[Start of section]

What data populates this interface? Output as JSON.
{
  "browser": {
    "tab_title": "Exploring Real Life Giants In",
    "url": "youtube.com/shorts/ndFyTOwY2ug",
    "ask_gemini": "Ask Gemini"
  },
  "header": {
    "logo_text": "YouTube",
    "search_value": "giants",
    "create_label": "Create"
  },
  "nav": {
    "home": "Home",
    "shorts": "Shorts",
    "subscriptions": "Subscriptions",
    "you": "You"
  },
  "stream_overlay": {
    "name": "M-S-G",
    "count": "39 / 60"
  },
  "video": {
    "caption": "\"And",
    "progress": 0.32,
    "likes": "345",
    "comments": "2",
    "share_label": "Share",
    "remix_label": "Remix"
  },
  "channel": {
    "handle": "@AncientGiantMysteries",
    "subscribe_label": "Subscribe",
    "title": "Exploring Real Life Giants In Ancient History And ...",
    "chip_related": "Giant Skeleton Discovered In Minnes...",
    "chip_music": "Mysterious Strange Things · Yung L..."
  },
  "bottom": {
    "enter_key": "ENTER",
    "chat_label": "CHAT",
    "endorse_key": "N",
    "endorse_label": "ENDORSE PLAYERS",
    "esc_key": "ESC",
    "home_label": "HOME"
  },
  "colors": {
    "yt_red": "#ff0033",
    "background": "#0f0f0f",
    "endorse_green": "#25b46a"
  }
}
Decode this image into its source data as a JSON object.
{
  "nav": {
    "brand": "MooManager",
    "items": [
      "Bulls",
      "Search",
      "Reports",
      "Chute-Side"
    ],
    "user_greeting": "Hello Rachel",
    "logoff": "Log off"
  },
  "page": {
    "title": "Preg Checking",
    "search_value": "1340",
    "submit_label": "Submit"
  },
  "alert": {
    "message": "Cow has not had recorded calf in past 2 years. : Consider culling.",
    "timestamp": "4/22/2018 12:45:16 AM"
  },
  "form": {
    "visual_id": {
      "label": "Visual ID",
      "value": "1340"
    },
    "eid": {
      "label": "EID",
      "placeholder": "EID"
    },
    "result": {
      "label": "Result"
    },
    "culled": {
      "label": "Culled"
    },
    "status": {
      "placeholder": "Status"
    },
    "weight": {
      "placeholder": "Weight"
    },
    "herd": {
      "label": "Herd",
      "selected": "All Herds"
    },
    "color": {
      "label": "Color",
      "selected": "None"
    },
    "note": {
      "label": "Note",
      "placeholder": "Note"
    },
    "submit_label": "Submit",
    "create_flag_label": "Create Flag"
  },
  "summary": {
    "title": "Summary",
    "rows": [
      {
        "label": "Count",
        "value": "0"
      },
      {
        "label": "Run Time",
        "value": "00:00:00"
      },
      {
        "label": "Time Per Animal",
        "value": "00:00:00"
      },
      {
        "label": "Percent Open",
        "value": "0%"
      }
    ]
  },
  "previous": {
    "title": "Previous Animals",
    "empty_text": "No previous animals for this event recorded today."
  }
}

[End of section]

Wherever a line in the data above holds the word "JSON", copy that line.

> [Result for this exercise]:
What data populates this interface? Output as JSON.
Decode this image into its source data as a JSON object.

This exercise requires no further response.